The United Kingdom and the European Union are both considering banning Chinese tech giant Huawei’s equipment from telecommunication networks, in moves that would follow others already enacted across the English-speaking world.
British lawmakers are in advanced stages of a review into the potential dangers posed by Huawei technology, which are feared could be used by the Chinese government to spy on Western nations, and the European Union is considering taking similar steps.
The UK government review of Huawei is expected to report its findings in March, reports Sky News, and could recommend the country ban Huawei equipment from British telecommunication networks altogether. Although the review will be published in less than two months time, the actual content of the document may not be released to the public, given its sensitive nature.
The investigation comes as the country and several others worldwide move to install the latest 5G networks, which the company supplies key components for at a price undercutting many other firms.

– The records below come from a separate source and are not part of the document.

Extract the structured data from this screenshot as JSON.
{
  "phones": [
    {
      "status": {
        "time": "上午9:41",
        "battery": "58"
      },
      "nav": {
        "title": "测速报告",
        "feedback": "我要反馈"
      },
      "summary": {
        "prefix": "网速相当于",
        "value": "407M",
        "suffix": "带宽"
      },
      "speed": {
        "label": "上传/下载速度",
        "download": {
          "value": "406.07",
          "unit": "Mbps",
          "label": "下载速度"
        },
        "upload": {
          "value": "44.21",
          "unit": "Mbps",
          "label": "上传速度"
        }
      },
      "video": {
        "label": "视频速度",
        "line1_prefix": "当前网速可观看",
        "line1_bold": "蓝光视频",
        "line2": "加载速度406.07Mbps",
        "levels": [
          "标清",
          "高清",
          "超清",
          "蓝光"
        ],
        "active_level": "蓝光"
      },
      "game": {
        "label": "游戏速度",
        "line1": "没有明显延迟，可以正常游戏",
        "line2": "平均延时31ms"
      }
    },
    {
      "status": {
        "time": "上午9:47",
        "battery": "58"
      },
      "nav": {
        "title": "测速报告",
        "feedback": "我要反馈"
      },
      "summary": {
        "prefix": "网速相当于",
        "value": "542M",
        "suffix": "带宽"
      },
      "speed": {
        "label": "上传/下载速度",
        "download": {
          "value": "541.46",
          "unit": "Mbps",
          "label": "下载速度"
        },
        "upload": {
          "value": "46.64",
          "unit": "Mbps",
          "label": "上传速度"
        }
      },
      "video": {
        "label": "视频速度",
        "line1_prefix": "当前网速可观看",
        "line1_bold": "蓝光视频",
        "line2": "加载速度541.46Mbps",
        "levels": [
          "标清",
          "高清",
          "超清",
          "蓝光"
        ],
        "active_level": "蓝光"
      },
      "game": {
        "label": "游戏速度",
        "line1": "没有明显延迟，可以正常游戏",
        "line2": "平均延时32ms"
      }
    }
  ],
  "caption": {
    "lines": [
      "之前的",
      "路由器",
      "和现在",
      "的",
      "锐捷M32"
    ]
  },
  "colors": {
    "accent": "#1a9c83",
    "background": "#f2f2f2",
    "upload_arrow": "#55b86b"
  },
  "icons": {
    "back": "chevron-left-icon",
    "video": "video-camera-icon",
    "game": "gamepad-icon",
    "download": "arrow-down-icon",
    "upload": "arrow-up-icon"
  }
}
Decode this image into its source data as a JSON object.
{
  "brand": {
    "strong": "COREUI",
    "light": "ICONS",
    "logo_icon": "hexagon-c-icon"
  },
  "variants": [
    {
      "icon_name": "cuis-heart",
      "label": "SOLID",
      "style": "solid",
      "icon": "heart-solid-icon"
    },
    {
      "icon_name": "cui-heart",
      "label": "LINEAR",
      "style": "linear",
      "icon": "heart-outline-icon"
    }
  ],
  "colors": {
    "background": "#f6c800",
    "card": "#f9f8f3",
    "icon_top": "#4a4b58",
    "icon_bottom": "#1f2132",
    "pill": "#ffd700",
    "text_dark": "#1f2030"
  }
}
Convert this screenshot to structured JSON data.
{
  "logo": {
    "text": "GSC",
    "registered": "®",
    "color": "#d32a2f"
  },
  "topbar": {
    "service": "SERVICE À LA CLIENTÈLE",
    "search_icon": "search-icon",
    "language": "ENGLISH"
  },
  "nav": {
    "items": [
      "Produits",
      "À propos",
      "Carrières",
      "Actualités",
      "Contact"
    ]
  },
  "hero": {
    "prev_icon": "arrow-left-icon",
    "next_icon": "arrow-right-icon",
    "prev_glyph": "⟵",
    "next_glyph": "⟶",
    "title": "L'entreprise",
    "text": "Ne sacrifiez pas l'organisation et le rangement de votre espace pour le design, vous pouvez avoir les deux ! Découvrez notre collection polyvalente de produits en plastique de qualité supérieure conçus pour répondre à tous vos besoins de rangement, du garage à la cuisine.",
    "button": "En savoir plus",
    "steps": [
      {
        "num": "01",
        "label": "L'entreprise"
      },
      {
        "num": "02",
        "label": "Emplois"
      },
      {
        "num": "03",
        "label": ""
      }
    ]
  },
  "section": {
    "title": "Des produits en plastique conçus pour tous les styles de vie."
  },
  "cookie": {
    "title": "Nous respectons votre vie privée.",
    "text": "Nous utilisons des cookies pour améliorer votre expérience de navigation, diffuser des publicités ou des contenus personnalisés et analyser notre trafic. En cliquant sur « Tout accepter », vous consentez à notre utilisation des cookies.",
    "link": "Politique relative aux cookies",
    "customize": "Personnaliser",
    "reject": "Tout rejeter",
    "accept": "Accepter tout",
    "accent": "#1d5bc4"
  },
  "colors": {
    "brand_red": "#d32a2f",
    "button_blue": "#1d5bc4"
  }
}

UK Govt Voices ‘Grave’ Security Concerns Over China’s Huawei Being Involved in 5G Networks https://t.co/mj7MB9p6a4
— Breitbart London (@BreitbartLondon) December 27, 2018
French newspaper Le Figaro quoted several senior European sources this week who reported the European Union was considering similar proposals which would also ban Huawei equipment from the continent’s networks, although the plans do not appear to be in so advanced a state. Noting fears of Chinese espionage by allowing huge volumes of telecommunications data to be routed through China-manufactured equipment, the paper reported the bloc could adapt existing laws to tighten security and exclude China from European public procurement processes.
The developments come weeks after the British defence secretary Gavin Williamson spoke out over “grave, very deep concerns” about Huawei technology in December, becoming the first UK government representative to do so in public.
The minister said: “We’ve got to look at what partners such as Australia and the U.S. are doing in order to ensure that they have the maximum security of that 5G network and we’ve got to recognise the fact, as has been recently exposed, that the Chinese state does sometimes act in a malign way.”
Poland Espionage Arrests ‘Another Nail in Coffin of Huawei’s European Ambitions’ https://t.co/1FMzKUV6Rj
— Breitbart London (@BreitbartLondon) January 12, 2019
Brtish Telecom (BT) announced in December that they had been working to remove all Huawei parts and components from their network since 2016, and would not be using any Huawei technology for their future 5G network either. This week telecoms giant Vodaphone announced they were suspending investment in Huawei equipment pending review.
The significant reliance modern society has on robust mobile data networks was dramatically underlined in early December when O2, the United Kingdom’s second largest mobile network, lost all data for two days. Particularly impacted was morning commuters, accustomed to receiving live travel data updates to their mobile phones, and also having the ability to summon cab rides via mobile apps.
Among the transport systems impacted were London’s buses, which use mobile data to share location and timetable info, taxis which use mobile apps to hail cars and direct drivers, and even the city’s bicycle hire service, which uses mobile data to activate bike payment and docking stations.